#### WHAT TO DO:
Lines in the data below that contain the word "category" are to be copied.

#### DATASET CONTENT:
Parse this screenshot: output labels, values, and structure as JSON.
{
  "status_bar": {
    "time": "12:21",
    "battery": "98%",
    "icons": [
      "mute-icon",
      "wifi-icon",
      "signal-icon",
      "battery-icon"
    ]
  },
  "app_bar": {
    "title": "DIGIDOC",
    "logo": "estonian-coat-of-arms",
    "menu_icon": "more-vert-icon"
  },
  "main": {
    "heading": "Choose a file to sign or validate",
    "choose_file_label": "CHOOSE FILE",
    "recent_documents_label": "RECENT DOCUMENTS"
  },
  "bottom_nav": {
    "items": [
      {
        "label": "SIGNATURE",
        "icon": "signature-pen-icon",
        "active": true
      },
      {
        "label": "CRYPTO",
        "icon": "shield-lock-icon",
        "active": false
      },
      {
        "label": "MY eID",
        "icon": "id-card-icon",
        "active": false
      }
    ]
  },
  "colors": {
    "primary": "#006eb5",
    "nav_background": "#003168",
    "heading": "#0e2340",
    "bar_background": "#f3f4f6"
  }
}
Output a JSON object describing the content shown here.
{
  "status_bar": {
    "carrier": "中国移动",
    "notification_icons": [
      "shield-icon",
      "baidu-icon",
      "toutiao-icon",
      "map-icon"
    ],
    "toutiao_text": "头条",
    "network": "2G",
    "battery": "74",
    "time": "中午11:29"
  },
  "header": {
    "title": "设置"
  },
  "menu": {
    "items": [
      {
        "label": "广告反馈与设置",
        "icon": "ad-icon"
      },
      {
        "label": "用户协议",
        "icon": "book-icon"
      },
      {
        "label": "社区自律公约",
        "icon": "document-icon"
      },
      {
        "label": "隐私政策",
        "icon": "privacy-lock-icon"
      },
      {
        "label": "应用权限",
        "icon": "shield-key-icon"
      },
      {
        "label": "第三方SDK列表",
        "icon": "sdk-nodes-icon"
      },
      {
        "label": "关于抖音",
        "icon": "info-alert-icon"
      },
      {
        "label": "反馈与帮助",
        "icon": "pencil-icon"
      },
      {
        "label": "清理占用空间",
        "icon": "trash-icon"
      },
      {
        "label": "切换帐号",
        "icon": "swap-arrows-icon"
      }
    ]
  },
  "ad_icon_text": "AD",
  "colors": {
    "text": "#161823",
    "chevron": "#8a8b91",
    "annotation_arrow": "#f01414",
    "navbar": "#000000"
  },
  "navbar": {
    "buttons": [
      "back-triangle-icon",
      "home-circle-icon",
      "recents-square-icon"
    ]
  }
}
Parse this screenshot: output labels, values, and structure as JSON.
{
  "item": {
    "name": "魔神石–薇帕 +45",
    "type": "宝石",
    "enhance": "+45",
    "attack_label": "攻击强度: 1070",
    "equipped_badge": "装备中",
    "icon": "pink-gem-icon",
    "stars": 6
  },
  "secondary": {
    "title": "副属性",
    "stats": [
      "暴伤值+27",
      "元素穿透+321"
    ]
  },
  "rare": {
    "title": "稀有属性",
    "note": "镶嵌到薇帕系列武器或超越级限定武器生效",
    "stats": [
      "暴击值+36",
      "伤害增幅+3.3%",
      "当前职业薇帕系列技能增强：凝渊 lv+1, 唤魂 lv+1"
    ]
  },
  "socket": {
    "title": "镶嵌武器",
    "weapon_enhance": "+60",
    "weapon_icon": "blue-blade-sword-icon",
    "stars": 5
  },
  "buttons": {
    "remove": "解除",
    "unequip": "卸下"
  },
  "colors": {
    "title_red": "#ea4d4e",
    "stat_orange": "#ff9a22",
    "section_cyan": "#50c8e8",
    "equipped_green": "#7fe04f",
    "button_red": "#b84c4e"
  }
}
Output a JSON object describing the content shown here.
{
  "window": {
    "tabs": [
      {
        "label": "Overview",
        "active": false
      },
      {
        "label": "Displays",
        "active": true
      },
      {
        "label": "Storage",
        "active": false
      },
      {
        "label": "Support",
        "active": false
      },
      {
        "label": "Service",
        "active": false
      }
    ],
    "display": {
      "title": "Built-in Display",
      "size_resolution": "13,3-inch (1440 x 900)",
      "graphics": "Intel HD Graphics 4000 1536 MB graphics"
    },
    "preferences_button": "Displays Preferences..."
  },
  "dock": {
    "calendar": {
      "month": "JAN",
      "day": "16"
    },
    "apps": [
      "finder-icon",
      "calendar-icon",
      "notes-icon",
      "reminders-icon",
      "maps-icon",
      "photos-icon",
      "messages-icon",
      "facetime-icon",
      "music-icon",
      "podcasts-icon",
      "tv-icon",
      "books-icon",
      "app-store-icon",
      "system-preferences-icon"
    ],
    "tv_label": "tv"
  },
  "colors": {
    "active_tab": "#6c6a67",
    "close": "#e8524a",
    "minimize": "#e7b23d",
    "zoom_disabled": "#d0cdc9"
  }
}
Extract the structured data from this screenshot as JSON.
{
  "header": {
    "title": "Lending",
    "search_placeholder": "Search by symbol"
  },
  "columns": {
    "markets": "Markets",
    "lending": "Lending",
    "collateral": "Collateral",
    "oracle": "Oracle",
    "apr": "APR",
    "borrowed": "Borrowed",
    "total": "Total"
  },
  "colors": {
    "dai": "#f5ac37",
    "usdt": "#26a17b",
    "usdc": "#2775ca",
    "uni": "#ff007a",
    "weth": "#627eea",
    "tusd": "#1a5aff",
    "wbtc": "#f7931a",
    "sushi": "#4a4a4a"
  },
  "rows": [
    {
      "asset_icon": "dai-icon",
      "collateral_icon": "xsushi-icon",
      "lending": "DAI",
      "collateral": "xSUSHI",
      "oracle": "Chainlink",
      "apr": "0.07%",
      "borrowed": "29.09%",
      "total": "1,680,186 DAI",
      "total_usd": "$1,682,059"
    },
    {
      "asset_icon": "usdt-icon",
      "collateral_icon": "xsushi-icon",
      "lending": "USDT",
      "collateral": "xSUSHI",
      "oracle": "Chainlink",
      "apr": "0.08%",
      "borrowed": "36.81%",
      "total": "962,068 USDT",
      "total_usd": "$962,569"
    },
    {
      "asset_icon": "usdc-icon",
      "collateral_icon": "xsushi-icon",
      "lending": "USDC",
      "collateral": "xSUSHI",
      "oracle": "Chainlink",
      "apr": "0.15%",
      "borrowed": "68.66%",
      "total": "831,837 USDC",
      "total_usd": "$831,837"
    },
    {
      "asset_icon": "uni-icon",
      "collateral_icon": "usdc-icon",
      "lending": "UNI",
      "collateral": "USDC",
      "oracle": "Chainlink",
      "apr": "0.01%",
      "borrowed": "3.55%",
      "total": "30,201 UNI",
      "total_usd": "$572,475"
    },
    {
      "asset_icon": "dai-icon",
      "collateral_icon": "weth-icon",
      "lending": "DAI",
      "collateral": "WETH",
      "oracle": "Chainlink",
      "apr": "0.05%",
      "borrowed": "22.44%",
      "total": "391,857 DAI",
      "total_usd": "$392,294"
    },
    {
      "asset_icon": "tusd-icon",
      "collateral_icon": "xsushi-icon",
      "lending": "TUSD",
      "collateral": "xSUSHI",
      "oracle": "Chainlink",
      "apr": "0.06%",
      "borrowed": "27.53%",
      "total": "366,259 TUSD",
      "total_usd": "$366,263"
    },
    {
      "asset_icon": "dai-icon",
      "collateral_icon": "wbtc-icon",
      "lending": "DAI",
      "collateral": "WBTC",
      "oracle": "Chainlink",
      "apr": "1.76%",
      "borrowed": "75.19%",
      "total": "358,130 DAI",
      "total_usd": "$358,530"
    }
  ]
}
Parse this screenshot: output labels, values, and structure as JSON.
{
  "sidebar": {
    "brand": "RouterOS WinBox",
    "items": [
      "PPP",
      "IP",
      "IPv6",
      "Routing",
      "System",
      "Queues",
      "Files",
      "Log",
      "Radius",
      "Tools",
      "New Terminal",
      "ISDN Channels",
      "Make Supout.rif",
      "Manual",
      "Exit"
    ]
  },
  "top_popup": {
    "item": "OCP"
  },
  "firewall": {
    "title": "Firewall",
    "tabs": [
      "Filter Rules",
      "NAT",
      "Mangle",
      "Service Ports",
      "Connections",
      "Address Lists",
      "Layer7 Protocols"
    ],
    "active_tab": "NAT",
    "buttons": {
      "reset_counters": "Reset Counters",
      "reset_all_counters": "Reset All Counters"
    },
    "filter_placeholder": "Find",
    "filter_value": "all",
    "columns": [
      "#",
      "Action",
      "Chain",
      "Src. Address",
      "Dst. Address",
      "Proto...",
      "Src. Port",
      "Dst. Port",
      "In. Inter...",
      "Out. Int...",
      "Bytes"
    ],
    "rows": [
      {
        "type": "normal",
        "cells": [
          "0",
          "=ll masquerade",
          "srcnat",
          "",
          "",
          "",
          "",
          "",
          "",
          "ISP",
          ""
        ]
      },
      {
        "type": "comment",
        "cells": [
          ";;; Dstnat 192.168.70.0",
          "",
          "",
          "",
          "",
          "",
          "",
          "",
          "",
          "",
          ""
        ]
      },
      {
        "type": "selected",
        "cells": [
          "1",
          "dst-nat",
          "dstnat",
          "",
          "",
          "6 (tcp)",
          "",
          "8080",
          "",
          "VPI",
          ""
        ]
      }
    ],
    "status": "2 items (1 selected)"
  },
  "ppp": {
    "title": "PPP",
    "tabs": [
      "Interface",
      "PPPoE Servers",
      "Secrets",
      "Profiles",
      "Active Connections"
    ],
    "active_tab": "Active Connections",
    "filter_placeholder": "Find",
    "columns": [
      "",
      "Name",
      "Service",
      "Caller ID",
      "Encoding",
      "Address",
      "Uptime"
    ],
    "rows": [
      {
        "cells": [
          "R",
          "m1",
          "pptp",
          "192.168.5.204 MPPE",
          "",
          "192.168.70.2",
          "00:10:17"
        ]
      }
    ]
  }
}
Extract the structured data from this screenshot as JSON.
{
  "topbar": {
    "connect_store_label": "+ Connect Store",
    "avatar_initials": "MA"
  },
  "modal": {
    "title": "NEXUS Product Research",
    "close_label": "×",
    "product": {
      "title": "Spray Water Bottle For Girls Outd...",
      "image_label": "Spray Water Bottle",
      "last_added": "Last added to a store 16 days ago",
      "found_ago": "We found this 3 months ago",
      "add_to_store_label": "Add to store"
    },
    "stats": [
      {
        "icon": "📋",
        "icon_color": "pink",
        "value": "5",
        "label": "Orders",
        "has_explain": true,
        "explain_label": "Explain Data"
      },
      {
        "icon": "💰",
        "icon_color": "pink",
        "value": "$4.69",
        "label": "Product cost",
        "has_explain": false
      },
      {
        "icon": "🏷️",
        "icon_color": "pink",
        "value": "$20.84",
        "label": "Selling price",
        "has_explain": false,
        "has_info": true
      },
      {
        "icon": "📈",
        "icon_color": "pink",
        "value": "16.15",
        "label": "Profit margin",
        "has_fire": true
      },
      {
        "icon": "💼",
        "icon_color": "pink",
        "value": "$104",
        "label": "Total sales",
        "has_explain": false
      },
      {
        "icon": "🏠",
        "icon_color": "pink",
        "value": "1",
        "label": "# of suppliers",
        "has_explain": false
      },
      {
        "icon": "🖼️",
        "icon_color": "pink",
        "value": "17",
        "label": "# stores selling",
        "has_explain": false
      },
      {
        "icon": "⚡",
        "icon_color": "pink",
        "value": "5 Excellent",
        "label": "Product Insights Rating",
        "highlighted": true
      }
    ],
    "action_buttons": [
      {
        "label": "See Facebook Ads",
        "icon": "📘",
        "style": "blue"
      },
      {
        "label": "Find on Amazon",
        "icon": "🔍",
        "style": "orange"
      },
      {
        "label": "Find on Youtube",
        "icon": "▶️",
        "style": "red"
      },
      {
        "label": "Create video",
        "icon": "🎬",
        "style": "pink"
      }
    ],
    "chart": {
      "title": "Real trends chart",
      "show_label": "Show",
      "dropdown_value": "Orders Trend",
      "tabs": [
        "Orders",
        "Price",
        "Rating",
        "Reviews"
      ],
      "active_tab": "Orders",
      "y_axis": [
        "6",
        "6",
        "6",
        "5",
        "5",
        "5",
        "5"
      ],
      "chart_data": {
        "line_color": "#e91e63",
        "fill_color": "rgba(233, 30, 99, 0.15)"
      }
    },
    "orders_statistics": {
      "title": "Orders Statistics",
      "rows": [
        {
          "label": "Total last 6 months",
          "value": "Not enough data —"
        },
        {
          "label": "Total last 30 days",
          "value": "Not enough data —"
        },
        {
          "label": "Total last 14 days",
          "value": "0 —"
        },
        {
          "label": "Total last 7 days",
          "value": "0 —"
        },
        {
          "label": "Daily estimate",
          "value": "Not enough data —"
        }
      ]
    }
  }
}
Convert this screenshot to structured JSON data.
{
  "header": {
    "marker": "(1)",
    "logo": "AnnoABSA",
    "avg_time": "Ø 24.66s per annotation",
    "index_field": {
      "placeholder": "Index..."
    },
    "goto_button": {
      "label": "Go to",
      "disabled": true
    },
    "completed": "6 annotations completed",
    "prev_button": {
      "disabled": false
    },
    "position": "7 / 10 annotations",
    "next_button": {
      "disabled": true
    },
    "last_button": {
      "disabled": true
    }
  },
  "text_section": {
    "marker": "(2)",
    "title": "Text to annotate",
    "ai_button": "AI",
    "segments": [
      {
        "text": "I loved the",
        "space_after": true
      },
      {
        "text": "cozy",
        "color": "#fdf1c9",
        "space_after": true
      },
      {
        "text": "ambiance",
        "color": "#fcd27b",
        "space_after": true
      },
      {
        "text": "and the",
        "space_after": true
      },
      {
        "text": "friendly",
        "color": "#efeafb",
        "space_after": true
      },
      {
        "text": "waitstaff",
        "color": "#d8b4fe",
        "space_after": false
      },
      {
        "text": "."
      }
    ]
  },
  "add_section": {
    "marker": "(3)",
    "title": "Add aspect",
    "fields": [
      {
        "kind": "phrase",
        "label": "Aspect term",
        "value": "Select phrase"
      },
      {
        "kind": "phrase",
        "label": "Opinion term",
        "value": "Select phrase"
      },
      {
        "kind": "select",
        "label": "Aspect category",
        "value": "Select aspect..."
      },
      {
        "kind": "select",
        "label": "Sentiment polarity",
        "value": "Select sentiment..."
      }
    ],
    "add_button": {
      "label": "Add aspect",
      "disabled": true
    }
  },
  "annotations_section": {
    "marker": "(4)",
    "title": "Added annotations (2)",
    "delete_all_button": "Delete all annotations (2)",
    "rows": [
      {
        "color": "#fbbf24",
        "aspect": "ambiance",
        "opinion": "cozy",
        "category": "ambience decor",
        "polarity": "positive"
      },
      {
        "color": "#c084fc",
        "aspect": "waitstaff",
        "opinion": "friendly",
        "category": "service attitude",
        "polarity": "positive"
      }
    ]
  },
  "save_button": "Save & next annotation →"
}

#### ANSWER SPACE:
        "label": "Aspect category",
        "category": "ambience decor",
        "category": "service attitude",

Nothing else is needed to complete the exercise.